### EXERCISE OBJECTIVE
The reply must return each line of the data exactly.

### INFORMATION GIVEN
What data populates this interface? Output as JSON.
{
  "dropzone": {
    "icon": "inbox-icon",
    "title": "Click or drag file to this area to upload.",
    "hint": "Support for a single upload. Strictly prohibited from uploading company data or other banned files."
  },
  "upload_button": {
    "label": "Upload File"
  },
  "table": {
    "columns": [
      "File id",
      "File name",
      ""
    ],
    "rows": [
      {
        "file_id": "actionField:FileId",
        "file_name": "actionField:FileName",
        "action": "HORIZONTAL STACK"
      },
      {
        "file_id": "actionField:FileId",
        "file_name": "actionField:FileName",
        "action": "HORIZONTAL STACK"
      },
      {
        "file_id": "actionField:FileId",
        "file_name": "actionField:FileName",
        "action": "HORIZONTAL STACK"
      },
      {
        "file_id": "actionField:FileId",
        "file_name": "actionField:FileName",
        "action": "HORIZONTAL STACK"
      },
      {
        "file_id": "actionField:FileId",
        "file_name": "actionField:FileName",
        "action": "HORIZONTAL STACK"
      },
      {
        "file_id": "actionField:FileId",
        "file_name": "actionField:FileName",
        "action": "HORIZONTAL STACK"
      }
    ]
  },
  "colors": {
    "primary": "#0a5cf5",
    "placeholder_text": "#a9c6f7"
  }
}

### SOLUTION FOR THIS PROBLEM
What data populates this interface? Output as JSON.
{
  "dropzone": {
    "icon": "inbox-icon",
    "title": "Click or drag file to this area to upload.",
    "hint": "Support for a single upload. Strictly prohibited from uploading company data or other banned files."
  },
  "upload_button": {
    "label": "Upload File"
  },
  "table": {
    "columns": [
      "File id",
      "File name",
      ""
    ],
    "rows": [
      {
        "file_id": "actionField:FileId",
        "file_name": "actionField:FileName",
        "action": "HORIZONTAL STACK"
      },
      {
        "file_id": "actionField:FileId",
        "file_name": "actionField:FileName",
        "action": "HORIZONTAL STACK"
      },
      {
        "file_id": "actionField:FileId",
        "file_name": "actionField:FileName",
        "action": "HORIZONTAL STACK"
      },
      {
        "file_id": "actionField:FileId",
        "file_name": "actionField:FileName",
        "action": "HORIZONTAL STACK"
      },
      {
        "file_id": "actionField:FileId",
        "file_name": "actionField:FileName",
        "action": "HORIZONTAL STACK"
      },
      {
        "file_id": "actionField:FileId",
        "file_name": "actionField:FileName",
        "action": "HORIZONTAL STACK"
      }
    ]
  },
  "colors": {
    "primary": "#0a5cf5",
    "placeholder_text": "#a9c6f7"
  }
}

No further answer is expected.